| Your instructions |
Copy out the data below. Keep every word as it is.

----------------------------------------

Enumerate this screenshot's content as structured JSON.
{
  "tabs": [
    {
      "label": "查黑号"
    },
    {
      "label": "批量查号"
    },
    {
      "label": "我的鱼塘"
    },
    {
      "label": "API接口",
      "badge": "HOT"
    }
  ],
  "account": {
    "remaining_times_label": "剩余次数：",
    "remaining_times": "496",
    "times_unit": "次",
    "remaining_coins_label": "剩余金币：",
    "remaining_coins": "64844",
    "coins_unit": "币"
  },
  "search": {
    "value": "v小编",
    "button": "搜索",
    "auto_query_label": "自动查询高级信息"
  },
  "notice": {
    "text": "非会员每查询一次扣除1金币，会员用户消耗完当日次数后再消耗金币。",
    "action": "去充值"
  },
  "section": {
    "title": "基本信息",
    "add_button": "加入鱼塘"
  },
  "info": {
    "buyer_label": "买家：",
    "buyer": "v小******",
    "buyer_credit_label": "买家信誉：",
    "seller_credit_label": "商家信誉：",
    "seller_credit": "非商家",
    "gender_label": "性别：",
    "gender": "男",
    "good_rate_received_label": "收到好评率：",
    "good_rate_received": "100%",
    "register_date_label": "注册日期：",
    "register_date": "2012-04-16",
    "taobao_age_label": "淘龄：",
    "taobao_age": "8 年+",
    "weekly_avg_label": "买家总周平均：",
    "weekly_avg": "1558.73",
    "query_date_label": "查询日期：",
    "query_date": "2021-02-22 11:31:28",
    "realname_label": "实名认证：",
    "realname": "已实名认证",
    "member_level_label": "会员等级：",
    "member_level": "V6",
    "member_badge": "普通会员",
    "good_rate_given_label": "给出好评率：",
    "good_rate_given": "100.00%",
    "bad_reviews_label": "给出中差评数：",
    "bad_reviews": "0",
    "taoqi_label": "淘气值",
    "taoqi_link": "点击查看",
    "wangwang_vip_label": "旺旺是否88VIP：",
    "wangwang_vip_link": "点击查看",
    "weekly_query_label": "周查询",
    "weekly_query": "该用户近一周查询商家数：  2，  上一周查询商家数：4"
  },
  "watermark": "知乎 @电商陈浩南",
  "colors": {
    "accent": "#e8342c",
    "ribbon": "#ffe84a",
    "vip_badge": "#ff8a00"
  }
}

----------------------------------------

| Solution |
Enumerate this screenshot's content as structured JSON.
{
  "tabs": [
    {
      "label": "查黑号"
    },
    {
      "label": "批量查号"
    },
    {
      "label": "我的鱼塘"
    },
    {
      "label": "API接口",
      "badge": "HOT"
    }
  ],
  "account": {
    "remaining_times_label": "剩余次数：",
    "remaining_times": "496",
    "times_unit": "次",
    "remaining_coins_label": "剩余金币：",
    "remaining_coins": "64844",
    "coins_unit": "币"
  },
  "search": {
    "value": "v小编",
    "button": "搜索",
    "auto_query_label": "自动查询高级信息"
  },
  "notice": {
    "text": "非会员每查询一次扣除1金币，会员用户消耗完当日次数后再消耗金币。",
    "action": "去充值"
  },
  "section": {
    "title": "基本信息",
    "add_button": "加入鱼塘"
  },
  "info": {
    "buyer_label": "买家：",
    "buyer": "v小******",
    "buyer_credit_label": "买家信誉：",
    "seller_credit_label": "商家信誉：",
    "seller_credit": "非商家",
    "gender_label": "性别：",
    "gender": "男",
    "good_rate_received_label": "收到好评率：",
    "good_rate_received": "100%",
    "register_date_label": "注册日期：",
    "register_date": "2012-04-16",
    "taobao_age_label": "淘龄：",
    "taobao_age": "8 年+",
    "weekly_avg_label": "买家总周平均：",
    "weekly_avg": "1558.73",
    "query_date_label": "查询日期：",
    "query_date": "2021-02-22 11:31:28",
    "realname_label": "实名认证：",
    "realname": "已实名认证",
    "member_level_label": "会员等级：",
    "member_level": "V6",
    "member_badge": "普通会员",
    "good_rate_given_label": "给出好评率：",
    "good_rate_given": "100.00%",
    "bad_reviews_label": "给出中差评数：",
    "bad_reviews": "0",
    "taoqi_label": "淘气值",
    "taoqi_link": "点击查看",
    "wangwang_vip_label": "旺旺是否88VIP：",
    "wangwang_vip_link": "点击查看",
    "weekly_query_label": "周查询",
    "weekly_query": "该用户近一周查询商家数：  2，  上一周查询商家数：4"
  },
  "watermark": "知乎 @电商陈浩南",
  "colors": {
    "accent": "#e8342c",
    "ribbon": "#ffe84a",
    "vip_badge": "#ff8a00"
  }
}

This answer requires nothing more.